My visit to the DMZ was very educational.   I was on the South Korean side of course.  If you happen to be in Korean, I HIGHLY recommend it.  You are escorted through a military base to get there.  Once you are at the staging area you are given a military briefing on how ridiculously dangerous it is and why.  Then you have to read and sign a release form that states something like “the US Army is not responsible for your death or bodily harm while you at the actual DMZ”.  This is necessary since every now and then someone is shot.  They want you to know the danger is REAL.

My trip to the DMZ showed me how petty and completely irrational nations can be.  They actually had a “flagpole” war.  The south built a flag next to the boarder that the North saw, so they responded be building The Panmunjom flagpole, a 160 meter tower which is the fourth largest flag pole in the world as of 2015.

dmz north korea

dmz north korea

They built this flagpole in a town they built called Kijŏngdong.  Kijŏngdong can clear fit 200 plus families but is clearly empty and has been for many years.

Aside from all of the horrible deaths from boarder skirmishes that have happened over the decades, the most alarming thing that I saw and the DMZ was the disparity between North and South.  You don’t need binoculars to see that the North has very little infrastructure. From looking, the North does not even look like a developing country.  It is like a baron waste land with the decrepit, vacant town Kijŏngdong (and it huge flag) in the middle of nowhere while the South looks like New York or Tokyo.  If you look at the North and South at night you see that North has very little lighting in Pyongyang with the South is lit up like a galaxy.

courtesy http://matthewniederhauser.com courtesy

As of 2015, there are about 25 million people living in the DPRK.  So there are are 25 million sides of North Korea and it is not all bad.

Unfortunately, the politics there have made an unprecedented level of suffering.

visiting north korea

Dear Americans,

Why in the world are you Visiting North Korea?  Do you know that several other Americans between 1996 and 2014 have gone there with the same results: They are detained,  forced to read some bullshit propaganda and then released (sometimes) only after they are begged by a major US political figure.

Name Detained Released Reason for detention
Evan Hunziker 26 August 1996 27 November 1996 Charged with espionage
Euna Lee 18 March 2009 4 August 2009 Crossed into North Korea from China without a visa.
Laura Ling
Aijalon Gomes 25 January 2010 26 August 2010 Illegally entered North Korea
Kenneth Bae 3 November 2012 Currently detained Planned a religious coup d’état, along with other reasons.
Merrill Newman 26 October 2013 7 December 2013 War crimes during the Korean War.
Miller Matthew Todd 10 April 2014 Currently detained Wanted political asylum from North Korea.[1]
Jeffrey Edward Fowle 29 April 2014 Currently detained Acted “contrary to the purpose of tourism.”[1]

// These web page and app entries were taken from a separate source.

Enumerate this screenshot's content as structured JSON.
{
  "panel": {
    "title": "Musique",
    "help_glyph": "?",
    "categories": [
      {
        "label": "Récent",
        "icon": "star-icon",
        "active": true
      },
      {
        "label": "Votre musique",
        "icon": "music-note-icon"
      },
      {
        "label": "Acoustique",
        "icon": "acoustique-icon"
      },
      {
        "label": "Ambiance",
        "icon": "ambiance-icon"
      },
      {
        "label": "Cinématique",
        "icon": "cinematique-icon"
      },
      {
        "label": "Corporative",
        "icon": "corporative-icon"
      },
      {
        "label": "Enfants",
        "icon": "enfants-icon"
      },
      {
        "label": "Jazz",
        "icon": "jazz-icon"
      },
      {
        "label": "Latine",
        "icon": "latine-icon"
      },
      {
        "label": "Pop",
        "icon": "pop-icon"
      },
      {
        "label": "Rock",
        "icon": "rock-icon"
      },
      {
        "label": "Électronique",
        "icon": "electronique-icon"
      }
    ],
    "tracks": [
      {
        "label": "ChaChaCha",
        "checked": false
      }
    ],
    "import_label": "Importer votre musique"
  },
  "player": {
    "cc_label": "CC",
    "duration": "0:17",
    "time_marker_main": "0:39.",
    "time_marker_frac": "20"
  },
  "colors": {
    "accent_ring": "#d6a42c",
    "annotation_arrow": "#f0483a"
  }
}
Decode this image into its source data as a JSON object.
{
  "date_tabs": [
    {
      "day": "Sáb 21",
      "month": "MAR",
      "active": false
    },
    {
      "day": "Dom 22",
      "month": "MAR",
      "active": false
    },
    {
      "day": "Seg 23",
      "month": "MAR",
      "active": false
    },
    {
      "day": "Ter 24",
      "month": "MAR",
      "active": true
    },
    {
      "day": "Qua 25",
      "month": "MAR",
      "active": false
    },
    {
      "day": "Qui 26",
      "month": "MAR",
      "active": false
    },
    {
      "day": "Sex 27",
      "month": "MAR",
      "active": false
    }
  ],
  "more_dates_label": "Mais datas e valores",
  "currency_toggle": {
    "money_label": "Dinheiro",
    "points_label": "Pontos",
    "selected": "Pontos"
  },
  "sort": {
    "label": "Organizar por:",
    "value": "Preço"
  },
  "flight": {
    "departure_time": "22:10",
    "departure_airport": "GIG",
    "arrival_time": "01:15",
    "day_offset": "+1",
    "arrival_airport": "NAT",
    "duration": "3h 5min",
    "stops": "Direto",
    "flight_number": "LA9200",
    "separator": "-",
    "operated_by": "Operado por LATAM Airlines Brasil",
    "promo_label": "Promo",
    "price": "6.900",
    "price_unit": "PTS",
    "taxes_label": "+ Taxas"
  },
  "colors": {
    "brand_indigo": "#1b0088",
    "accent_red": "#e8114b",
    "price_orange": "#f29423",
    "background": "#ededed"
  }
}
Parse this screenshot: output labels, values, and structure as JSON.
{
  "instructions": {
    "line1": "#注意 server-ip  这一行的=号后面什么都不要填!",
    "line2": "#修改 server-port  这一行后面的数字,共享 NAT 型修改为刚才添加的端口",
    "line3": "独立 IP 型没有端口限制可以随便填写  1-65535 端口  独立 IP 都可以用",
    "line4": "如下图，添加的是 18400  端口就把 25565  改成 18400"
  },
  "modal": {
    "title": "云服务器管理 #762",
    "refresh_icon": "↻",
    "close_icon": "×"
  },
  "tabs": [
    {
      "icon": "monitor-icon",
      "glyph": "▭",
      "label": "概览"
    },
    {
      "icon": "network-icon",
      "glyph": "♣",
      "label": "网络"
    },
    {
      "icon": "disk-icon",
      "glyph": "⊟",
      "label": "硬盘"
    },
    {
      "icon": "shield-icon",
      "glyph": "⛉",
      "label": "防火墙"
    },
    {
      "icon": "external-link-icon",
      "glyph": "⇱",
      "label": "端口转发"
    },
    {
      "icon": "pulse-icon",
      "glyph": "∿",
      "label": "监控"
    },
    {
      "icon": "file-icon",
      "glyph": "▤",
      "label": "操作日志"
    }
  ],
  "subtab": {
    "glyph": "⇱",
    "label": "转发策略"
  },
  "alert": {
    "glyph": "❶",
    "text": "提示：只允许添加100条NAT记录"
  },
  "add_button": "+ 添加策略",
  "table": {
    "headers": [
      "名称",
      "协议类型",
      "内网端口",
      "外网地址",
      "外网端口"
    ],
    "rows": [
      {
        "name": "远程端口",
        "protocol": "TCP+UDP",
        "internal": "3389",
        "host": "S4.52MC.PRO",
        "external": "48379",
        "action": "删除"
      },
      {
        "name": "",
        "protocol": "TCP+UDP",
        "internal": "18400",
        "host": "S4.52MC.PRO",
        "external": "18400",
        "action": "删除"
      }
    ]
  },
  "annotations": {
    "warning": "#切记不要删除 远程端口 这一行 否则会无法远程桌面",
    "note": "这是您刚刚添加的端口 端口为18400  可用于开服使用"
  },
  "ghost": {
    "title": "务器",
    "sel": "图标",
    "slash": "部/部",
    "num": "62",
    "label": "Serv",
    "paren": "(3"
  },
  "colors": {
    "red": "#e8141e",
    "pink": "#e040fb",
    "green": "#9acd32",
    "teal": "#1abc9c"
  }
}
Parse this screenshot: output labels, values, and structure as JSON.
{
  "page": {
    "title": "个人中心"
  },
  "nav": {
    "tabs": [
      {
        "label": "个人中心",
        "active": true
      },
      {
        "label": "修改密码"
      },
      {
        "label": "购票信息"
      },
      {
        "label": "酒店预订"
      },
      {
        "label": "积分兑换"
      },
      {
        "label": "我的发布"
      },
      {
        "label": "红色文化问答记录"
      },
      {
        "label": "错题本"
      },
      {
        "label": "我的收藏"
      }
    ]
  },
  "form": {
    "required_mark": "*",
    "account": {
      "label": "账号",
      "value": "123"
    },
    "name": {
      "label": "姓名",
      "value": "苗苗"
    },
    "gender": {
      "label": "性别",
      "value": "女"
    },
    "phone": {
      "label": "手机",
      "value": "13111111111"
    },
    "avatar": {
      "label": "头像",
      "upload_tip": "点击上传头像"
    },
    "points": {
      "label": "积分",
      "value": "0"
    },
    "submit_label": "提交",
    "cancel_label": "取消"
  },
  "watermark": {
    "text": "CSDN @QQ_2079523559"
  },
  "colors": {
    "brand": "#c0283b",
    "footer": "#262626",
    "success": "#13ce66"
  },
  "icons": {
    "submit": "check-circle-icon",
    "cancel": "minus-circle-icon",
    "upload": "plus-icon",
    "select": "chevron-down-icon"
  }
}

Here are a few fun facts about North Korea:

visiting north korea

visiting north korea

Political prison camps with 40% malnutrition.  One of the reasons that the citizens seems so happy about Kim Jung {x} is that political dissent can earn you and your entire family an indefinite stay in one of several luxurious concentration camps.  Fun for the WHOLE family (for generations).  (see Torture, Starvation in North Korean Political Prisons)

Reeducation Camps. It is not ANYTHING like anger management classes.  Its a place where people by the hundreds go to die for things like illegal border crossing, illegal trading, or being accused of disagreeing with Kim Jung {x}.

People are shot or imprisoned for attempting to LEAVE.  Movement in or out of North Korea is strictly controlled.  Not only can North Koreans NOT leave the country easily they are not allowed to move WITHIN the country easily.  Anyone who tries to immigrate to another country is considered a defector.


image: huffingtonpost.com

image: huffingtonpost.com

North Korea is a place that has death camps the whole family can enjoy.